FAA Endorses Noise Limits at O.C. Airport

Times Staff Writer

In a victory for Newport Beach and Orange County, the Federal Aviation Administration on Tuesday endorsed plans that maintain local noise limits at John Wayne Airport but raise the passenger ceiling to 10.8 million people a year by 2011.

The federal agency’s decision supports a landmark federal court settlement reached in 1985 that established aircraft noise restrictions, limited airport operation hours, and originally capped the passenger volume at 8.4 million people a year. Local officials had feared the FAA might try to preempt local control of the airport.

The settlement, which ended a lawsuit by Newport Beach and two community groups over airport noise, was set to expire in 2005. Under the updated agreement signed by the city and the county, the deal remains in place until 2015.

“This is very significant and very encouraging,” said Alan Murphy, director of John Wayne Airport. “The FAA addressed all the issues we asked them to address in the manner we wanted them to.”


After months of discussion with airlines and local officials, the FAA concluded that plans for expanding John Wayne while maintaining local noise controls were consistent with federal law because they would not limit airport operations or affect aircraft safety.

FAA officials also determined that airport restrictions established by the 1985 court settlement predated the 1990 Airport Noise and Capacity Act, a federal law that prohibits local governments from restricting airport capacity.

Without the favorable FAA opinion, airport officials said the federal government would be free to sue the county if it tried to extend the 1985 court settlement beyond the 2005 deadline.

Murphy said the Newport Beach city attorney and lawyers for the two community groups that originally sued the county need to review the FAA letter to make sure they are satisfied with it. The groups are the Airport Working Group and Stop Polluting Our Newport.
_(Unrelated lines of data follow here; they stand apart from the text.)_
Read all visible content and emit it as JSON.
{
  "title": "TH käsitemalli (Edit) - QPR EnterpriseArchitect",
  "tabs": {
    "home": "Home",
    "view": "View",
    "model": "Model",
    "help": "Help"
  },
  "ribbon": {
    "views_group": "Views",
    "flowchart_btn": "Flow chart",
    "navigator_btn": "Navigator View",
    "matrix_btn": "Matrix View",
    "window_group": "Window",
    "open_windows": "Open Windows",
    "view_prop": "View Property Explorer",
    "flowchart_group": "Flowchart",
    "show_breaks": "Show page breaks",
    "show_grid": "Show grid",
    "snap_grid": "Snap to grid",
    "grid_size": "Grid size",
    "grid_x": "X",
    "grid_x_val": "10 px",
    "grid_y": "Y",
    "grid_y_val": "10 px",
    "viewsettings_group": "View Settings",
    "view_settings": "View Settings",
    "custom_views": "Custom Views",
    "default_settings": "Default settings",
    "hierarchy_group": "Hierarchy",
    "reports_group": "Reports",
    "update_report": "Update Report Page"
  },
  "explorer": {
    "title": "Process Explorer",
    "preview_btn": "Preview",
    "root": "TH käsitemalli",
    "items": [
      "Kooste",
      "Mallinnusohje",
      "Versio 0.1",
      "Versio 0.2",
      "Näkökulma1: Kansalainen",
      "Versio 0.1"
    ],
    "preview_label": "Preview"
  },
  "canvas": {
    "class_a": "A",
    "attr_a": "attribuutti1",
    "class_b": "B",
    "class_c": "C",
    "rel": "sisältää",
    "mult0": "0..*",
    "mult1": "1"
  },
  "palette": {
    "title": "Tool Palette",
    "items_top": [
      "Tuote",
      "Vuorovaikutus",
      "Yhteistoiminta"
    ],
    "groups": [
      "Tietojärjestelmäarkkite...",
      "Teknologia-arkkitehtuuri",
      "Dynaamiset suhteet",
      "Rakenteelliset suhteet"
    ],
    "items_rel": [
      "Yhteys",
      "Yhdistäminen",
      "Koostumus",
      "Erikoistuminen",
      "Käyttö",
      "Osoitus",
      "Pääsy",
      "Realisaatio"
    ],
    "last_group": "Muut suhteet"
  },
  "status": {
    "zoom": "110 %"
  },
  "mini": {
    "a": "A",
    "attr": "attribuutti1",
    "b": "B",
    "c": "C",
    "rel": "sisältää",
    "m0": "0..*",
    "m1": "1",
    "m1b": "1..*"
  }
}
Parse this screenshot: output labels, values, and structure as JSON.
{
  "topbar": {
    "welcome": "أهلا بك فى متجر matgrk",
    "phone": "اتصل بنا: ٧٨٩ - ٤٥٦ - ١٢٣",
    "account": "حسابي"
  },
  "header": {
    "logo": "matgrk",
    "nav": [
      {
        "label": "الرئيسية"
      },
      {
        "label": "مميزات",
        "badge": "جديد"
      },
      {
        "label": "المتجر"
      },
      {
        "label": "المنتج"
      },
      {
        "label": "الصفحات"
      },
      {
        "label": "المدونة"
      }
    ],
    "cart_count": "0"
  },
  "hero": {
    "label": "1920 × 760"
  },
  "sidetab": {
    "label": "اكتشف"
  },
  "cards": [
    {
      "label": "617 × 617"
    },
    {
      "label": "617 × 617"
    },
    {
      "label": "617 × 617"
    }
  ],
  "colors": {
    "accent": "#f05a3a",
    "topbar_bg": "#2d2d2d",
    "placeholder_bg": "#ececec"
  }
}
County attorneys already have approved the FAA opinion.


“The biggest concern we had was to get that FAA letter,” said Newport Beach Mayor Steve Bromberg. “For the people of Newport Beach, this is a real quality-of-life issue.”

Under the plan endorsed Tuesday, the number of gates at the airport will be increased from 14 to 20. The maximum number of the larger and noisier commercial flights will be raised from 73 to 85 per day, while the number of cargo flights will be doubled to four a day.

The proposal would increase airport capacity to 10.3 million people a year in 2003, and to a maximum of 10.8 million a year by the end of 2011. “For a concession on the cap, we have gotten significant assurances of protection for the community for another 15 years,” said Assemblyman-elect Todd Spitzer, a former county supervisor whose district includes the landing approaches for John Wayne Airport.

Santa Ana City Councilman Jose Solorio praised the FAA endorsement, which will preserve the nighttime curfews. “